Arizona Rubber

Arizona’s and New Mexico’s Authoritative Voice of Ice and Inline Hockey

AHU COACH’S CORNER: Teaching hockey sense is a worthwhile process

 

Hockey sense.

We want all kids to develop it, but it takes maturity and practice.

Hockey sense is when a player can anticipate what is about to happen on the ice and then read and react sooner than other players. I’ve heard parents talk about how some kids have hockey sense, how it can’t be taught. I disagree. We can and certainly do teach hockey sense as a part of developing players.

That doesn’t mean teaching it is easy, though.

Teaching hockey sense requires knowing what it is a player needs to learn and how to best coach them on that skill. We work to break hockey sense down into building blocks we can teach and then build upon.

Players who possess great hockey sense always seem to be in the right place at the right time. We find great hockey sense is often developed in more unstructured ice time, free to learn by doing and watching other players and being challenged. Many players develop their hockey sense in game-like situations like stick time, pond hockey, 3-on-3 and scrimmages.

We use lots of tools, techniques and opportunities to build hockey sense but here are a few steps we recommend.

Teaching Skills

Skating, puckhandling, passing and shooting are all critical to developing hockey sense. We pay quite a bit of attention to skill building through Midgets. We work to make sure players have practice time and small-area games to help develop their transitions and to use their skills in more confined areas with lots of speed and pressure. This gives more reps for skill development and an opportunity to help players improve in all skill areas. Learning and mastering skills requires lots of repetition to develop that muscle memory or unconscious competency of the skill.

Hockey is a continuous series of situations that repeat. We seek to expose players to the situations repeatedly to they improve their reaction time and allow them to learn instinctively how to respond to each scenario. We teach several options for responding to each scenario so players have lots of tools to pull from when they experience that situation in a game. We also do this in different areas of the ice to help players read and react to positions.

Provide Actionable Feedback

Timely feedback is incredibly important to the learning process, especially when teaching hockey sense. If you watch the bench during a game, you will see coaches giving immediate feedback regarding the prior shift – praise for what they did well, and encouragement and ideas about what they could have done differently. This is a coaching challenge because our teams have players of all different skill levels. Because of this, we also provide timely feedback and instruction during practices.

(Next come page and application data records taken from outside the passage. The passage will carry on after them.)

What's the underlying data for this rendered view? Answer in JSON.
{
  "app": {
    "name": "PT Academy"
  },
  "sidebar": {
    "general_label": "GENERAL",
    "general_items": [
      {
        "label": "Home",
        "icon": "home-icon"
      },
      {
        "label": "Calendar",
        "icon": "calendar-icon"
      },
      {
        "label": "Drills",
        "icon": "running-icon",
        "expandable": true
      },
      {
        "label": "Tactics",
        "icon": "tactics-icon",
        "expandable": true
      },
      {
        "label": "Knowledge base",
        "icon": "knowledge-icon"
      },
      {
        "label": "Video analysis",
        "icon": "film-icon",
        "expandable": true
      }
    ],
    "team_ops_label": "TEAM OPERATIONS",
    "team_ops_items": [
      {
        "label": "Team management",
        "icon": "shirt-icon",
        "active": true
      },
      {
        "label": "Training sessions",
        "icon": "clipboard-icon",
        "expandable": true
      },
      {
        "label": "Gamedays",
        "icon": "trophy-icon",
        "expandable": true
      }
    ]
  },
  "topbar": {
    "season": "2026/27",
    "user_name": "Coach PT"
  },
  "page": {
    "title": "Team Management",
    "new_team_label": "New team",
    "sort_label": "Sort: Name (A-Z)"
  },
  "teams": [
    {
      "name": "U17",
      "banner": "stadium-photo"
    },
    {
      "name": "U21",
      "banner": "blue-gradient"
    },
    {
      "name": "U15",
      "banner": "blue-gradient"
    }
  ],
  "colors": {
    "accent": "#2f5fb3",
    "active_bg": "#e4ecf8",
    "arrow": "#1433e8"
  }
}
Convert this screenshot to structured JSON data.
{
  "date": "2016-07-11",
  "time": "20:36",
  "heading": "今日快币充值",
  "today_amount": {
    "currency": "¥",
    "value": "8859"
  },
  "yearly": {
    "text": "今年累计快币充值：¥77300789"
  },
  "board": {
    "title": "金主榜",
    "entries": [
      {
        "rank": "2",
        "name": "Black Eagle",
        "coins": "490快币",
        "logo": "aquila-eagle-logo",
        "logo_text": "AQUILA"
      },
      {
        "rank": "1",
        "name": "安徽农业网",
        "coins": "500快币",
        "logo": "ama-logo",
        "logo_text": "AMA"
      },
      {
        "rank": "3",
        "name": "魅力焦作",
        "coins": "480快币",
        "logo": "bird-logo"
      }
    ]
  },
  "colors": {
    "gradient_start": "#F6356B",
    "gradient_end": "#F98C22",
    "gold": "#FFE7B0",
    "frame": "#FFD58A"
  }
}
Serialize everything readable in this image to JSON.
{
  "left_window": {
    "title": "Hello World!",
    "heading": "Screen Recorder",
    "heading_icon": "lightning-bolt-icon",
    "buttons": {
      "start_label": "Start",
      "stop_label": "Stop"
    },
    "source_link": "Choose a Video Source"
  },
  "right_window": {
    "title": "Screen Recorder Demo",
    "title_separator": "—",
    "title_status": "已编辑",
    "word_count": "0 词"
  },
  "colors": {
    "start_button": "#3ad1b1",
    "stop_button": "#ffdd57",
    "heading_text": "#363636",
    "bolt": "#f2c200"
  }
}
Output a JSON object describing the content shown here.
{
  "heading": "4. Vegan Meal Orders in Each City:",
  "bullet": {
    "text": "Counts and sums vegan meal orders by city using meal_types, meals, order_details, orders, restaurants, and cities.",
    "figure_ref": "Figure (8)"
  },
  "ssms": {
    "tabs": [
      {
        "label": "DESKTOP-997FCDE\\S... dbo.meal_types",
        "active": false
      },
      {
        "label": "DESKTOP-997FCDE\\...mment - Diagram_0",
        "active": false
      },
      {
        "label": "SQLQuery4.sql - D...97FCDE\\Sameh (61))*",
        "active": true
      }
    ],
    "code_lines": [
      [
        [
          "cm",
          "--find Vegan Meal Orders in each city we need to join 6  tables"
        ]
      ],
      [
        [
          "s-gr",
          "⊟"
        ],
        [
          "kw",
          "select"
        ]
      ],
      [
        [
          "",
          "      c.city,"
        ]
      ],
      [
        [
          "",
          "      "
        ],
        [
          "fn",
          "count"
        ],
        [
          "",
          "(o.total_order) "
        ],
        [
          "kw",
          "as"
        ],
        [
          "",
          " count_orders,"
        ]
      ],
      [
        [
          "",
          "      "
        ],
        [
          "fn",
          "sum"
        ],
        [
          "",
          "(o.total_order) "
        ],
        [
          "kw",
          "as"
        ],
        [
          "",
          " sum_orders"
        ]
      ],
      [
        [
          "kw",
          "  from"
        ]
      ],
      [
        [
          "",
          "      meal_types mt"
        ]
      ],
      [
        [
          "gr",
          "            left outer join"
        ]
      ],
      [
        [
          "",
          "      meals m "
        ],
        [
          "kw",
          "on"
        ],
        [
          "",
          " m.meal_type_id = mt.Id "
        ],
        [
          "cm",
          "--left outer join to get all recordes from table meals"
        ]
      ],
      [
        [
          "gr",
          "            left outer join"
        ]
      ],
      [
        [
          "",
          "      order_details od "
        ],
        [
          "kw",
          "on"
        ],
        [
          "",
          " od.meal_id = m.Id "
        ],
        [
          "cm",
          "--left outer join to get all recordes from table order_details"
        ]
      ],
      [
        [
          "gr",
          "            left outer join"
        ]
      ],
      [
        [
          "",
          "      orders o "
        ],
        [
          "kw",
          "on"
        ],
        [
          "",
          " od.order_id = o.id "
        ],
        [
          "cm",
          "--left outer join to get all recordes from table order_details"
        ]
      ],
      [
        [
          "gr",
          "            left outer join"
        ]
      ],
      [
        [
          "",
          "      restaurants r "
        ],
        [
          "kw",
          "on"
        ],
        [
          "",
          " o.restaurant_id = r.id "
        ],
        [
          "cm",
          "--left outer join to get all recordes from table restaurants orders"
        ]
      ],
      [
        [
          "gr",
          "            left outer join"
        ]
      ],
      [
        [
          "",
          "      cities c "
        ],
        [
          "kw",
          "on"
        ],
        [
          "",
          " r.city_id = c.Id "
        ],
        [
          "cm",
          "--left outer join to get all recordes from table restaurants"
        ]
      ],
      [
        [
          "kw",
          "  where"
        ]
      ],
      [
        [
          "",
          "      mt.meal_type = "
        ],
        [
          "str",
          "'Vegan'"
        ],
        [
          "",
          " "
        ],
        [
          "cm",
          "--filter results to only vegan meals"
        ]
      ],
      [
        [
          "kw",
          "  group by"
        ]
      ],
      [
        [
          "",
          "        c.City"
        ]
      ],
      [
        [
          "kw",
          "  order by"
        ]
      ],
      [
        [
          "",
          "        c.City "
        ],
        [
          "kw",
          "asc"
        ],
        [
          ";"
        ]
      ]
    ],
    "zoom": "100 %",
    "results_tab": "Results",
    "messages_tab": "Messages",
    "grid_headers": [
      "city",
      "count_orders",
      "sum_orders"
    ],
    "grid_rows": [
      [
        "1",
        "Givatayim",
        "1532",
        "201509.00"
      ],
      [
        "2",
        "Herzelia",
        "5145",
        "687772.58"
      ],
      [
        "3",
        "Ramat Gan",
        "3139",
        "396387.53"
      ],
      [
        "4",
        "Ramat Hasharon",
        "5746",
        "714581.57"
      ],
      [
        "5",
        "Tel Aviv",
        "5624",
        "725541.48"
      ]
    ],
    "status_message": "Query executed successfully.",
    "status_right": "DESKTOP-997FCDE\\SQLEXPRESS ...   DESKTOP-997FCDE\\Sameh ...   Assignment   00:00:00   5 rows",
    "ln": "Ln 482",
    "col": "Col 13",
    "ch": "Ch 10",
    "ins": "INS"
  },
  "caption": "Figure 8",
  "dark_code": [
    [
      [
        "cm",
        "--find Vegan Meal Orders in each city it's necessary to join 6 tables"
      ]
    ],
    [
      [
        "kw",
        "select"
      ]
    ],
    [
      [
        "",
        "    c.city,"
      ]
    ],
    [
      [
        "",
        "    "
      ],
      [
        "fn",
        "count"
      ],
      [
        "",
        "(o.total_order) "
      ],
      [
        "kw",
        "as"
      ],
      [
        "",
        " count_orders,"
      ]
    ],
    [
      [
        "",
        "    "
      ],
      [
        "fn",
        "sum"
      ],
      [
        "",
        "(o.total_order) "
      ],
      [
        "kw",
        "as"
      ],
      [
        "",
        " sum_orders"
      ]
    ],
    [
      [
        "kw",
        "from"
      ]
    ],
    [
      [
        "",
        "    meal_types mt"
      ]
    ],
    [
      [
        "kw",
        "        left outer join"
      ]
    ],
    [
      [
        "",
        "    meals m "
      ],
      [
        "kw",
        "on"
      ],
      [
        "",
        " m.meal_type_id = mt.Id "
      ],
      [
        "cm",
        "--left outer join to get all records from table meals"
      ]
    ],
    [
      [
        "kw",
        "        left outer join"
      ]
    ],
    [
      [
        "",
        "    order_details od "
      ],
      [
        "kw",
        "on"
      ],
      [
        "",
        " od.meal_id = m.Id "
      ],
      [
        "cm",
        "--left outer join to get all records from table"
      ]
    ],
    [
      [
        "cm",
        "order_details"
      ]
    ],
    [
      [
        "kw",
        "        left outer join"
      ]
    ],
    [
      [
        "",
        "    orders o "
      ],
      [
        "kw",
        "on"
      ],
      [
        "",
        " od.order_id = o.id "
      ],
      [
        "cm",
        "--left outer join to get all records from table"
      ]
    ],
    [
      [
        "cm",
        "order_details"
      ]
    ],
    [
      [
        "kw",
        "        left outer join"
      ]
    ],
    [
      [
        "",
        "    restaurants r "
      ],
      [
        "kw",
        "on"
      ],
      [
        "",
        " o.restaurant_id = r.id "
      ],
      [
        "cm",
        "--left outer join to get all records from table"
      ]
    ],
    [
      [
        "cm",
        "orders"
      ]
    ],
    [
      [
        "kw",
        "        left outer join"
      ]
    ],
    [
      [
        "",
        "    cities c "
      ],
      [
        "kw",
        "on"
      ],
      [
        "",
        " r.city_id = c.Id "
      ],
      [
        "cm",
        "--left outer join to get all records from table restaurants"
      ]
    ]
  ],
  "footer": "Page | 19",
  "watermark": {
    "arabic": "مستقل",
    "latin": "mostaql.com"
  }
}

These are perfect moments to teach a player hockey sense by asking the player what they saw from their perspective, and then encourage them to practice situational awareness of what is happening on the ice. As a parent, you can also have this dialogue with a player. Just remember – it’s not about criticizing what the player did, but rather about getting them to think through the scenario and what options they had in the moment. Allowing them to make mistakes is also an important part of the process.

Guiding our players to understand the different options available to them in a variety of situations and giving them lots of opportunities to experience them is a good start to helping develop hockey sense. This is a long-term development process and our coaches strive to spend practice time to develop skills and teach players hockey sense.

Kurt Goar is Arizona Hockey Union’s coach-in-chief.